In the middle of the hoopla in my room, I opened the Bible to the story of Nehemiah and his team rebuilding the wall of Jerusalem. He was confronted by one problem after another that attempted to derail his project. The book of Nehemiah recounts that two opponents of the building plan sent a message to Nehemiah saying, “Come, let us meet together in some one of the villages in the plain of Ono” (6:2). But Nehemiah recognized that the invitation was a trap. Four times they tried to get him to go to Ono, and each time Nehemiah refused. The fifth time, they tried an extra-convincing argument, one they were certain he would fall for – but Nehemiah stood firm, knowing that God was strengthening him for his work and protecting the fulfillment of his good purpose. That was the last he heard from the troublemakers. The project was finished and the wall was built with success (6:3-15).
When I read the account, I had to chuckle at the play on words between Nehemiah’s Ono and my “Oh, no!” – a place where I had been tempted to go several times that day. As I read the account of how Nehemiah stood firm against the turbulence and upset of interruption, I realized that I, too, could turn from “Oh no!” to prayer.
My prayer was a heartfelt protest: “Oh, no, I will not be stopped from the peaceful period of preparation that I need for my work. Oh, no, I will not accept disruption and turmoil as acceptable or normal today. This is God’s perfect day, and both I and my work are safe and protected in it.”

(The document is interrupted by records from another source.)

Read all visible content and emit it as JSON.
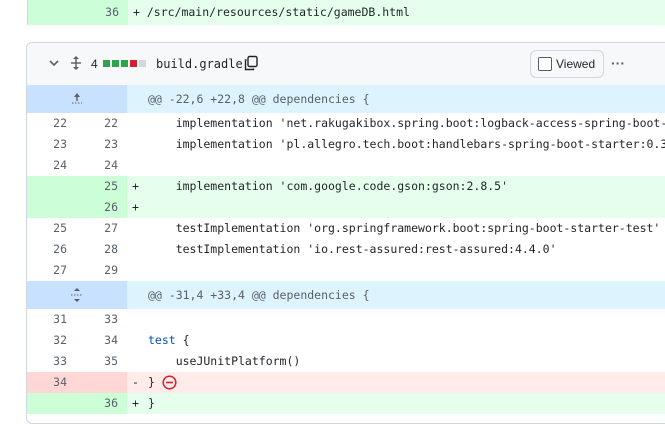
{
  "top_line": {
    "num": "36",
    "text": "+ /src/main/resources/static/gameDB.html"
  },
  "file_header": {
    "change_count": "4",
    "filename": "build.gradle",
    "viewed_label": "Viewed",
    "more_label": "···",
    "stats_colors": [
      "#2da44e",
      "#2da44e",
      "#2da44e",
      "#cf222e",
      "#d0d7de"
    ]
  },
  "hunk1": {
    "text": "@@ -22,6 +22,8 @@ dependencies {"
  },
  "hunk2": {
    "text": "@@ -31,4 +33,4 @@ dependencies {"
  },
  "lines": [
    {
      "type": "ctx",
      "old": "22",
      "new": "22",
      "sign": "",
      "text": "    implementation 'net.rakugakibox.spring.boot:logback-access-spring-boot-s"
    },
    {
      "type": "ctx",
      "old": "23",
      "new": "23",
      "sign": "",
      "text": "    implementation 'pl.allegro.tech.boot:handlebars-spring-boot-starter:0.3"
    },
    {
      "type": "ctx",
      "old": "24",
      "new": "24",
      "sign": "",
      "text": ""
    },
    {
      "type": "add",
      "old": "",
      "new": "25",
      "sign": "+",
      "text": "    implementation 'com.google.code.gson:gson:2.8.5'"
    },
    {
      "type": "add",
      "old": "",
      "new": "26",
      "sign": "+",
      "text": ""
    },
    {
      "type": "ctx",
      "old": "25",
      "new": "27",
      "sign": "",
      "text": "    testImplementation 'org.springframework.boot:spring-boot-starter-test'"
    },
    {
      "type": "ctx",
      "old": "26",
      "new": "28",
      "sign": "",
      "text": "    testImplementation 'io.rest-assured:rest-assured:4.4.0'"
    },
    {
      "type": "ctx",
      "old": "27",
      "new": "29",
      "sign": "",
      "text": ""
    },
    {
      "type": "ctx",
      "old": "31",
      "new": "33",
      "sign": "",
      "text": ""
    },
    {
      "type": "ctx",
      "old": "32",
      "new": "34",
      "sign": "",
      "text_kw": "test",
      "text": " {"
    },
    {
      "type": "ctx",
      "old": "33",
      "new": "35",
      "sign": "",
      "text": "    useJUnitPlatform()"
    },
    {
      "type": "del",
      "old": "34",
      "new": "",
      "sign": "-",
      "text": "}"
    },
    {
      "type": "add",
      "old": "",
      "new": "36",
      "sign": "+",
      "text": "}"
    }
  ]
}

Not five seconds after that prayer, the room full of maintenance men emptied. Everything worked. Peace and order reigned.
Mary Baker Eddy, the founder of The Christian Science Monitor, explained, “Evil has no power, no intelligence, for God is good, and therefore good is infinite, is All” (“Science and Health with Key to the Scriptures,” pp. 398-399). Prayer that stands up to fear and fuss draws its authority from the fact that disturbances don’t have real substance or power.
Really, it’s amazing what prayer can do.